Juneteenth is a holiday commemorating the end of slavery in the United States. It is also called Emancipation Day or Juneteenth Independence Day. The name “Juneteenth” references the date of the holiday, combining the words “June” and “nineteenth.”

Tribal Governments Mull Compact With South Dakota On Marijuana Regulations, Similar To Relationship On Legalized Gaming 

Mitchell Republic, Christopher Vandracek, June 21 

Question marks still surround South Dakota’s implementation of a voter-initiated medical marijuana law fewer than 10 days before it is legal in the state, including to what extent the state will regulate or interact with grow farms or dispensaries on tribal lands.

Umatilla Tribes Lead The Way 

Indian Country Today, Wil Phinney, June 22 

Thirty-two years ago, when the Umatilla Tribes realized non-Indians owned more property on the 172,000-acre reservation than the combined total for tribal government and tribal allottees, it embarked on a 50-year plan to buy back its land.

Indigenous Economics Takes Centerstage 

Indian Country Today, Kalle Benallie, June 21 

When Eriel Tchekwie Deranger, executive director of Indigenous Climate Action, noticed a lack of participation and leadership from Indigenous people at the Canadian Society of Ecological Economics conference, she spoke up about her concerns.

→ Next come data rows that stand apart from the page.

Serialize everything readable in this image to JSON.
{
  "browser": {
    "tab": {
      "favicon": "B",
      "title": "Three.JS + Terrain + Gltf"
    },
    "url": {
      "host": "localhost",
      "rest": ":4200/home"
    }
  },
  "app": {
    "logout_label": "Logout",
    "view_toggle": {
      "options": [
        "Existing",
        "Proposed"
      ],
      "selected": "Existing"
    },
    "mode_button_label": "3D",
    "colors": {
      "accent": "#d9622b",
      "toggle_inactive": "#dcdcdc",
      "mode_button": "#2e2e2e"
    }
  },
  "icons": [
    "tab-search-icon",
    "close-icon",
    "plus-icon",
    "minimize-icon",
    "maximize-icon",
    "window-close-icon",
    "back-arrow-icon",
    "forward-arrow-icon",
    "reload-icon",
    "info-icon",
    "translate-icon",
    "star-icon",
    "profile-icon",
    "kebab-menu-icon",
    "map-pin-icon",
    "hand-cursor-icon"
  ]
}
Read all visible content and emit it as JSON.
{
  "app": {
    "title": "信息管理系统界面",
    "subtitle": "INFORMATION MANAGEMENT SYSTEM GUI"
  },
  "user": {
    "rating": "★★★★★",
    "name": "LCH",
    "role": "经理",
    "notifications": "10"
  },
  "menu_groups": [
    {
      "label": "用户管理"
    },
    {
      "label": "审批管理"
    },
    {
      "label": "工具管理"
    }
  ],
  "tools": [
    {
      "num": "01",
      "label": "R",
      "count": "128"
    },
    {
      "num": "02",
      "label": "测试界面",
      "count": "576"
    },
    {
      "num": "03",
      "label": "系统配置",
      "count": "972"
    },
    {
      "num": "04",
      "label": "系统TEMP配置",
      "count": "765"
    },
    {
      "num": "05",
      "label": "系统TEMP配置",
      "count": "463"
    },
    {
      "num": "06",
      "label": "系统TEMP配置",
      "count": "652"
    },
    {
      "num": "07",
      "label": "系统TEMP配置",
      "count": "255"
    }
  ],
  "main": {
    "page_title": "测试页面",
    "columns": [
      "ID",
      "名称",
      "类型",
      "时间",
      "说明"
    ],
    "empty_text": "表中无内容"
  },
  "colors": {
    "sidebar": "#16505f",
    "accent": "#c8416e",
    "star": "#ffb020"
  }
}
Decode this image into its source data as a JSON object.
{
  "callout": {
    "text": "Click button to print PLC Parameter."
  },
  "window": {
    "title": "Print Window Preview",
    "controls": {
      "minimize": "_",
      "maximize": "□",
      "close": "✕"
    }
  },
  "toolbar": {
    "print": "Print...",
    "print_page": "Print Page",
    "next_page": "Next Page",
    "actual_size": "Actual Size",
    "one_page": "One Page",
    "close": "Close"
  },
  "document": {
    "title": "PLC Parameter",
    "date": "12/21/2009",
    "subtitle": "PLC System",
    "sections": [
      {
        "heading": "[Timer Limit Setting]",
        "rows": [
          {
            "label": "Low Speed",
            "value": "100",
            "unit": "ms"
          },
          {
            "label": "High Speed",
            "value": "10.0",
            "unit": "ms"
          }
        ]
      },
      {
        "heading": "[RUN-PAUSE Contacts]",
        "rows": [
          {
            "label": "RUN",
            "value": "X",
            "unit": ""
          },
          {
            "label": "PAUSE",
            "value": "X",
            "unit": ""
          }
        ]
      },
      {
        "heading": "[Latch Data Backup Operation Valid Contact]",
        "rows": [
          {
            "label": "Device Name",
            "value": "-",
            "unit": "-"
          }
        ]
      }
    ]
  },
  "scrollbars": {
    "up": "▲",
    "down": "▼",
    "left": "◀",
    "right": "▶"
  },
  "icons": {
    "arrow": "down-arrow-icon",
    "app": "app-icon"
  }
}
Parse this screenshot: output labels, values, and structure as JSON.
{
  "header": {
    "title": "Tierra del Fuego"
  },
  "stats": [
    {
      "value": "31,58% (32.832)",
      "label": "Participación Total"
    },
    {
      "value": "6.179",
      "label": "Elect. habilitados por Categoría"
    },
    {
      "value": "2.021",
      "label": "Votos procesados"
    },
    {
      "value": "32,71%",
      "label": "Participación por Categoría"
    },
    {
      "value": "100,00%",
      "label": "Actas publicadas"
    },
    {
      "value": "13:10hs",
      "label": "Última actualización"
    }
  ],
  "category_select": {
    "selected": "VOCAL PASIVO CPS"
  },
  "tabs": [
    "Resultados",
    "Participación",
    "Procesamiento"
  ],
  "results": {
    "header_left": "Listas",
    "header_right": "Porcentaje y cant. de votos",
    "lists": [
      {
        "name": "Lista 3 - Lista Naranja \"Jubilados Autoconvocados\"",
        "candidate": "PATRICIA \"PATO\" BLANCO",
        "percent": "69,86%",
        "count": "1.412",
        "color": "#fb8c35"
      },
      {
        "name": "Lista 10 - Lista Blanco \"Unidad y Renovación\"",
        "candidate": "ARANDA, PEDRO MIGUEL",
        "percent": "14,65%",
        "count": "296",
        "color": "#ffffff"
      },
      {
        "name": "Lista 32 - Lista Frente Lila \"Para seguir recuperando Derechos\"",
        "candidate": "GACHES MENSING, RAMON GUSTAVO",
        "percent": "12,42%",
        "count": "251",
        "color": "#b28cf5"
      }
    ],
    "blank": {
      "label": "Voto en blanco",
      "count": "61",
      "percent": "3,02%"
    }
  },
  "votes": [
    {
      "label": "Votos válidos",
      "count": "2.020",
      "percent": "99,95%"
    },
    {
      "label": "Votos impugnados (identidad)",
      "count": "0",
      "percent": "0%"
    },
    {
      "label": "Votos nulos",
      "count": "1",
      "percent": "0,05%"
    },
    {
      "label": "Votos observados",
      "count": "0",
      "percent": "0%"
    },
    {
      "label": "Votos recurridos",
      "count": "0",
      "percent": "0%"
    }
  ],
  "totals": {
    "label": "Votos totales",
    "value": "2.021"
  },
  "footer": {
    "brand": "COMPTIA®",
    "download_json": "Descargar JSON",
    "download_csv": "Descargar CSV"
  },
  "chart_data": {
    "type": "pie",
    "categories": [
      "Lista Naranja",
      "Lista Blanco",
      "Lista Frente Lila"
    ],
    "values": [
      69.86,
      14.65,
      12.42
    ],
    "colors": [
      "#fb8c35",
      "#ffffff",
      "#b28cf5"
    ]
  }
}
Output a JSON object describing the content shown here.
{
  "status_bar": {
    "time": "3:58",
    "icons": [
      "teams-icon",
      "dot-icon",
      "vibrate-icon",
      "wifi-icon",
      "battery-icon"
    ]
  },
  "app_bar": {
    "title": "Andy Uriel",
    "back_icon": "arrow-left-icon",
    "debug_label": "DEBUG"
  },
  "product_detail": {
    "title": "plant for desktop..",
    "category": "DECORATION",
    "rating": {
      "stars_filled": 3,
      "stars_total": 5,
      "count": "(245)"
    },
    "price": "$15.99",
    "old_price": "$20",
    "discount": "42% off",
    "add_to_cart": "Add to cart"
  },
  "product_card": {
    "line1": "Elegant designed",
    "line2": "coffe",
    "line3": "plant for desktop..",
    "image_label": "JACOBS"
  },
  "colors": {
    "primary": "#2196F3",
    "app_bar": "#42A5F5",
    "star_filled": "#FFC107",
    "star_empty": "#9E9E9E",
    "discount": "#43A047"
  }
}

 In All This Darkness, Taking Back Our Stolen Children Can Offer Hope 

Native News Online, Lauren Peters, June 21 

My name is Lauren Peters. I am enrolled with the Agdaagux Tribe in the Unangax Nation in the land and waters that are now considered the Aleutian and Priblof Islands of Alaska. I am a first year PhD student in Native American Studies at UC Davis. I have a designated emphasis in Human Rights concentrating on Human Rights of the Dead. That emphasis is to reflect my work finding and documenting Alaska Native children who died and are buried in Native American boarding school cemeteries. One of which is my great Aunt Sophia from St. Paul Island who is buried at Carlisle Indian Industrial School in Pennsylvania. We are rematriating her home to St. Paul Island this summer.